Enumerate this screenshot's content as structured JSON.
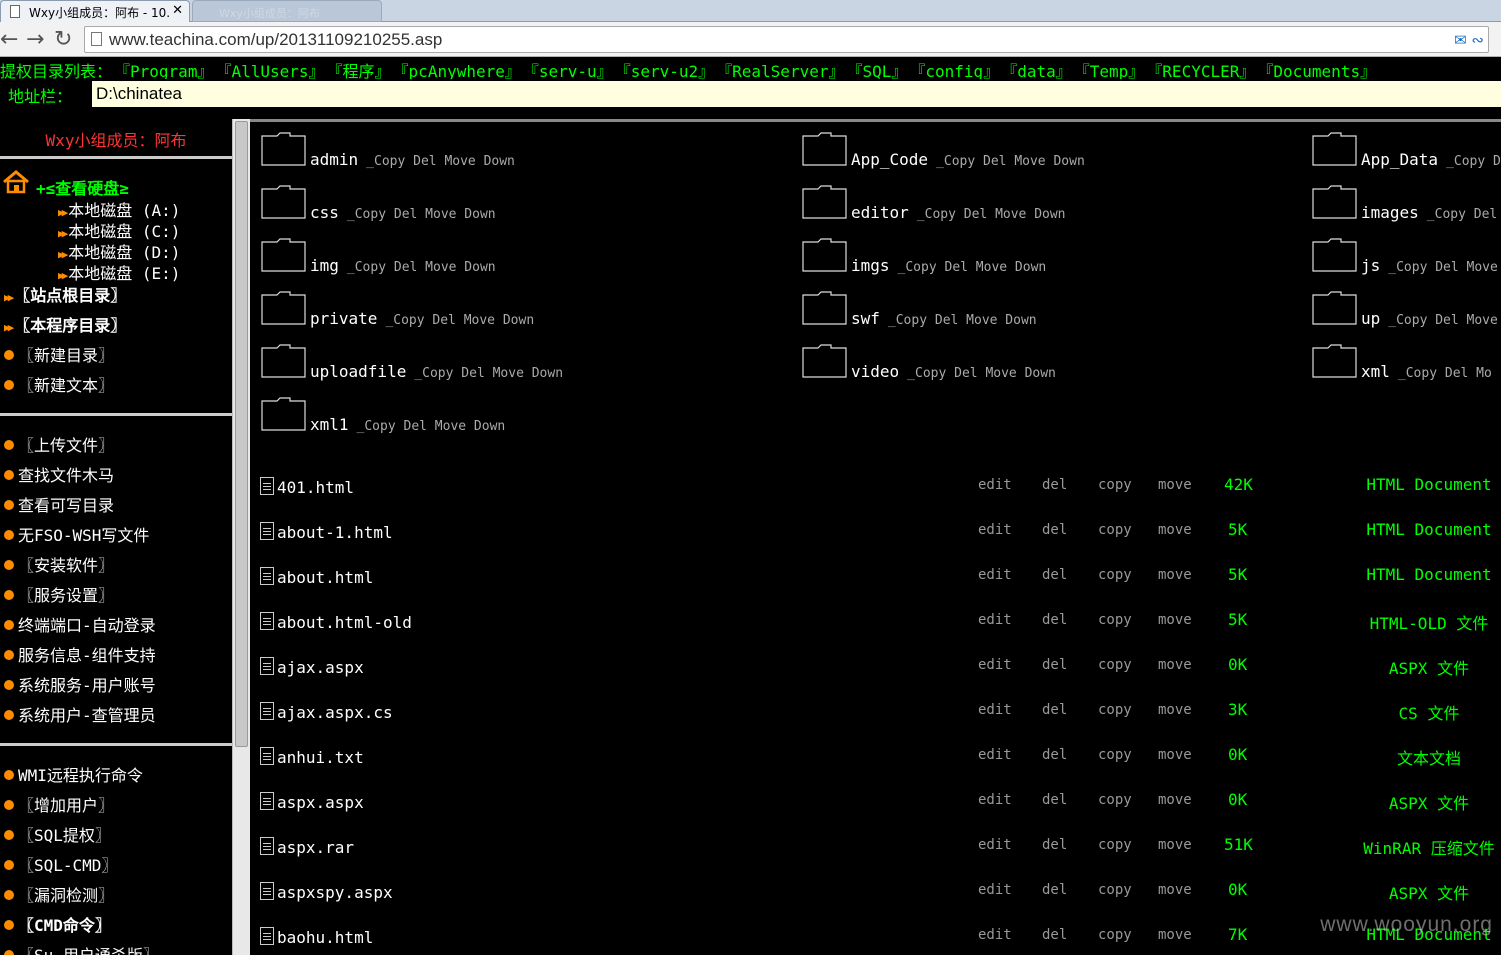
{
  "browser": {
    "tab_title": "Wxy小组成员：阿布 - 10.",
    "tab2_title": "Wxy小组成员：阿布",
    "url": "www.teachina.com/up/20131109210255.asp"
  },
  "priv_bar": {
    "label": "提权目录列表：",
    "items": [
      "『Program』",
      "『AllUsers』",
      "『程序』",
      "『pcAnywhere』",
      "『serv-u』",
      "『serv-u2』",
      "『RealServer』",
      "『SQL』",
      "『config』",
      "『data』",
      "『Temp』",
      "『RECYCLER』",
      "『Documents』"
    ]
  },
  "location": {
    "label": "地址栏：",
    "value": "D:\\chinatea"
  },
  "sidebar": {
    "title": "Wxy小组成员：阿布",
    "drive_header": "+≤查看硬盘≥",
    "drives": [
      "本地磁盘 (A:)",
      "本地磁盘 (C:)",
      "本地磁盘 (D:)",
      "本地磁盘 (E:)"
    ],
    "menu_group1": [
      "〖站点根目录〗",
      "〖本程序目录〗",
      "〖新建目录〗",
      "〖新建文本〗"
    ],
    "menu_group2": [
      "〖上传文件〗",
      "查找文件木马",
      "查看可写目录",
      "无FSO-WSH写文件",
      "〖安装软件〗",
      "〖服务设置〗",
      "终端端口-自动登录",
      "服务信息-组件支持",
      "系统服务-用户账号",
      "系统用户-查管理员"
    ],
    "menu_group3": [
      "WMI远程执行命令",
      "〖增加用户〗",
      "〖SQL提权〗",
      "〖SQL-CMD〗",
      "〖漏洞检测〗",
      "〖CMD命令〗",
      "〖Su-用户通杀版〗"
    ]
  },
  "folders": [
    {
      "name": "admin",
      "ops": "_Copy Del Move Down"
    },
    {
      "name": "App_Code",
      "ops": "_Copy Del Move Down"
    },
    {
      "name": "App_Data",
      "ops": "_Copy D"
    },
    {
      "name": "css",
      "ops": "_Copy Del Move Down"
    },
    {
      "name": "editor",
      "ops": "_Copy Del Move Down"
    },
    {
      "name": "images",
      "ops": "_Copy Del"
    },
    {
      "name": "img",
      "ops": "_Copy Del Move Down"
    },
    {
      "name": "imgs",
      "ops": "_Copy Del Move Down"
    },
    {
      "name": "js",
      "ops": "_Copy Del Move"
    },
    {
      "name": "private",
      "ops": "_Copy Del Move Down"
    },
    {
      "name": "swf",
      "ops": "_Copy Del Move Down"
    },
    {
      "name": "up",
      "ops": "_Copy Del Move"
    },
    {
      "name": "uploadfile",
      "ops": "_Copy Del Move Down"
    },
    {
      "name": "video",
      "ops": "_Copy Del Move Down"
    },
    {
      "name": "xml",
      "ops": "_Copy Del Mo"
    },
    {
      "name": "xml1",
      "ops": "_Copy Del Move Down"
    }
  ],
  "file_ops": {
    "edit": "edit",
    "del": "del",
    "copy": "copy",
    "move": "move"
  },
  "files": [
    {
      "name": "401.html",
      "size": "42K",
      "type": "HTML Document"
    },
    {
      "name": "about-1.html",
      "size": "5K",
      "type": "HTML Document"
    },
    {
      "name": "about.html",
      "size": "5K",
      "type": "HTML Document"
    },
    {
      "name": "about.html-old",
      "size": "5K",
      "type": "HTML-OLD 文件"
    },
    {
      "name": "ajax.aspx",
      "size": "0K",
      "type": "ASPX 文件"
    },
    {
      "name": "ajax.aspx.cs",
      "size": "3K",
      "type": "CS 文件"
    },
    {
      "name": "anhui.txt",
      "size": "0K",
      "type": "文本文档"
    },
    {
      "name": "aspx.aspx",
      "size": "0K",
      "type": "ASPX 文件"
    },
    {
      "name": "aspx.rar",
      "size": "51K",
      "type": "WinRAR 压缩文件"
    },
    {
      "name": "aspxspy.aspx",
      "size": "0K",
      "type": "ASPX 文件"
    },
    {
      "name": "baohu.html",
      "size": "7K",
      "type": "HTML Document"
    }
  ],
  "watermark": "www.wooyun.org"
}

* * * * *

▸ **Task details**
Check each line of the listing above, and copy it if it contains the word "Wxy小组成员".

▸ **Response to this task**
    "tab_title": "Wxy小组成员：阿布 - 10.",
    "tab2_title": "Wxy小组成员：阿布",
    "title": "Wxy小组成员：阿布",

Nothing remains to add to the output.